Self-healing is a fascinating, natural characteristic that we see most animals use for survival. In the field of technology, professors Lining Yao and Mohammad Islam applied this concept in their development of a cutting-edge self-healing technology that helps design electrical devices capable of being rearranged.
Self-healing Technology Bends Without Breaking
Previous self-healing materials depended on reagents, which flows to repair the areas cut from the material. However, the team worked on a new self-healing technology that can also allow devices to self-assemble and self-actuate without the material losing its shape.
Islam relates this to LEGO pieces that you see some kids use to build many things. It does not flow when you cut it. Instead, it maintains its shape as it self-heals. It became possible to construct new devices as standard models to cut into desired shapes for your use.
This new hybrid material from Carnegie Mellon University is composed of two materials:
- a self-healing polymer called Polyborosiloxane (PBS)
- Multiwalled Carbon Nanotubes (MWCNTs) which allows the potential for electricity
The devices can regain functionality or achieve a new functionality after you cut them. When you put the pieces back together, they reconnect, and the hem between them eventually smoothens out.

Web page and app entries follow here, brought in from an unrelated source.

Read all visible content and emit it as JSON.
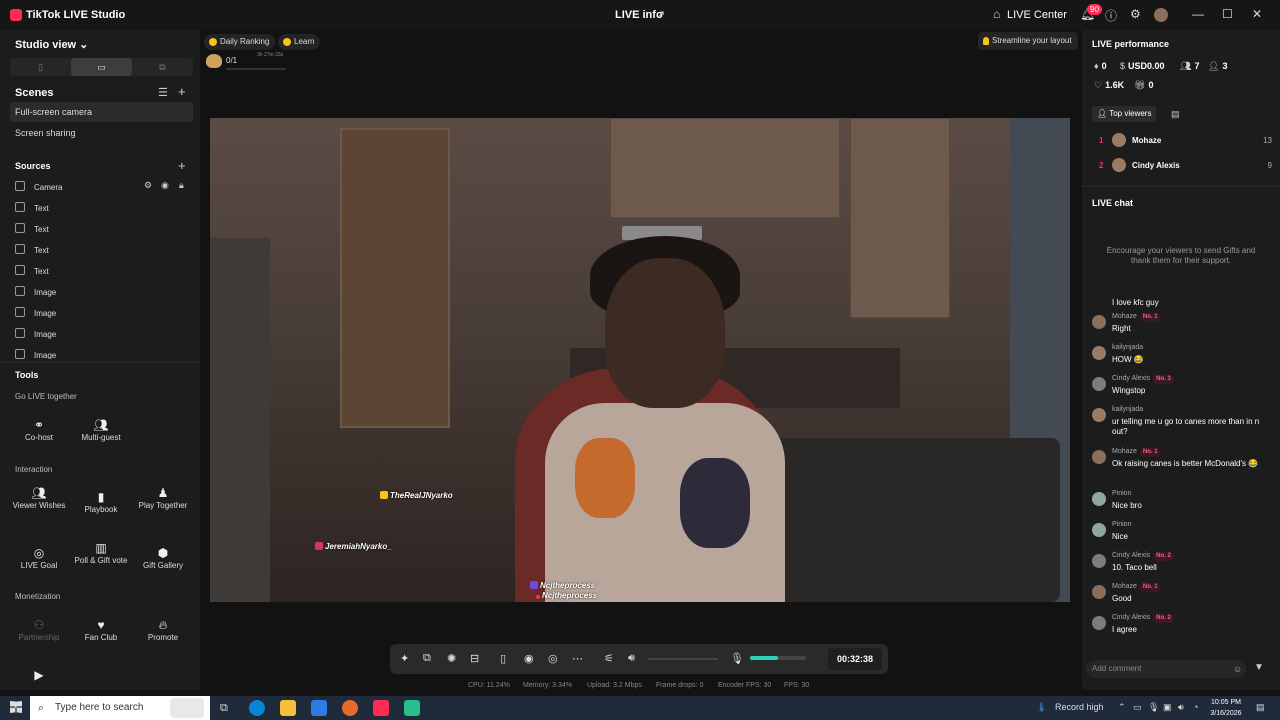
{
  "titlebar": {
    "app_name": "TikTok LIVE Studio",
    "center_title": "LIVE info",
    "live_center": "LIVE Center",
    "notifications_count": "90"
  },
  "left": {
    "studio_view": "Studio view",
    "scenes_title": "Scenes",
    "scenes": [
      "Full-screen camera",
      "Screen sharing"
    ],
    "sources_title": "Sources",
    "sources": [
      "Camera",
      "Text",
      "Text",
      "Text",
      "Text",
      "Image",
      "Image",
      "Image",
      "Image"
    ],
    "tools_title": "Tools",
    "go_live_together": "Go LIVE together",
    "cohost": "Co-host",
    "multiguest": "Multi-guest",
    "interaction": "Interaction",
    "viewer_wishes": "Viewer Wishes",
    "playbook": "Playbook",
    "play_together": "Play Together",
    "live_goal": "LIVE Goal",
    "poll_gift_vote": "Poll & Gift vote",
    "gift_gallery": "Gift Gallery",
    "monetization": "Monetization",
    "partnership": "Partnership",
    "fan_club": "Fan Club",
    "promote": "Promote"
  },
  "center": {
    "daily_ranking": "Daily Ranking",
    "learn": "Learn",
    "goal_progress": "0/1",
    "goal_time": "3h 27m 33s",
    "streamline": "Streamline your layout",
    "tags": {
      "t1": "TheRealJNyarko",
      "t2": "JeremiahNyarko_",
      "t3": "Ncjtheprocess",
      "t4": "Ncjtheprocess"
    },
    "timer": "00:32:38",
    "mic_level": 0.5,
    "stats": {
      "cpu": "CPU: 11.24%",
      "memory": "Memory: 3.34%",
      "upload": "Upload: 3.2 Mbps",
      "frame_drops": "Frame drops: 0",
      "encoder_fps": "Encoder FPS: 30",
      "fps": "FPS: 30"
    }
  },
  "right": {
    "perf_title": "LIVE performance",
    "diamonds": "0",
    "usd": "USD0.00",
    "viewers": "7",
    "new_followers": "3",
    "likes": "1.6K",
    "gifts": "0",
    "top_viewers_label": "Top viewers",
    "top_viewers": [
      {
        "rank": "1",
        "name": "Mohaze",
        "score": "13"
      },
      {
        "rank": "2",
        "name": "Cindy Alexis",
        "score": "9"
      }
    ],
    "chat_title": "LIVE chat",
    "encourage": "Encourage your viewers to send Gifts and thank them for their support.",
    "partial_msg": "I love kfc guy",
    "messages": [
      {
        "name": "Mohaze",
        "badge": "No. 1",
        "text": "Right"
      },
      {
        "name": "kailynjada",
        "badge": "",
        "text": "HOW 😂"
      },
      {
        "name": "Cindy Alexis",
        "badge": "No. 3",
        "text": "Wingstop"
      },
      {
        "name": "kailynjada",
        "badge": "",
        "text": "ur telling me u go to canes more than in n out?"
      },
      {
        "name": "Mohaze",
        "badge": "No. 1",
        "text": "Ok raising canes is better McDonald's 😂"
      },
      {
        "name": "Pinion",
        "badge": "",
        "text": "Nice bro"
      },
      {
        "name": "Pinion",
        "badge": "",
        "text": "Nice"
      },
      {
        "name": "Cindy Alexis",
        "badge": "No. 2",
        "text": "10. Taco bell"
      },
      {
        "name": "Mohaze",
        "badge": "No. 1",
        "text": "Good"
      },
      {
        "name": "Cindy Alexis",
        "badge": "No. 2",
        "text": "I agree"
      }
    ],
    "comment_placeholder": "Add comment"
  },
  "taskbar": {
    "search_placeholder": "Type here to search",
    "record": "Record high",
    "time": "10:05 PM",
    "date": "3/16/2026"
  },
  "colors": {
    "accent": "#fe2c55",
    "mic": "#2ed3b7",
    "bg": "#121212"
  }
}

It is possible to cut them in the middle to make actuators that you can bend 180 degrees into “S” shapes. Because the material is still functional after you cut them, it is possible to create sensors or other electrical equipment like:
- polymer cast which can seal itself around a person’s broken arm and potentially speed up healing
- pneumatic actuators which you can cut into different shapes
The researchers devised soft controllers that respond to a finger press to demonstrate the new self-healing material’s function. Once you connect two of these controllers lengthwise, it makes a keyboard. Moreover, once you wrap it around your wrist, you can create a slider device.
Yao added that once you cut this into four pieces, each will respond to your finger, and the parts can heal back together and reconnect to form the two primary controllers.
Limitations of the Material and Future Improvements
Islam also mentioned some limitations to the material’s ability to rearrange pieces of electrical equipment. According to him, though you can reshape the material, rewiring electrical devices is not possible. However, there is a possibility to devise redundant circuits inside the equipment for you to customize more.
Today Islam and Yao are working on more implementations for their self-healing medium. They shared their new material and the devices they came up with at a symposium in New Orleans. They plan to apply the concept to more intelligent interfaces and go beyond people’s imaginations.
Their exposure inspired a Ph.D. student from Tokyo, Koya Narumi, and an engineering student named Fang Qin, who also conducted their study. Islam then emphasized that they can strengthen their research by collaborating and involving more researchers from other fields. Together with Lining’s professional skills in designing systems, they can improve this self-healing technology.
Mr. Jaycee De Guzman holds a degree in Computer Science. The machine language is his favorite among the several languages he can fluently speak and write with. As a self-taught computer scientist, he is into computer science, computer engineering, artificial intelligence, game development, space technology, and medical technology. He is also an entrepreneur with businesses in several niches such as, but not limited to, digital marketing, finance, agriculture, and technology.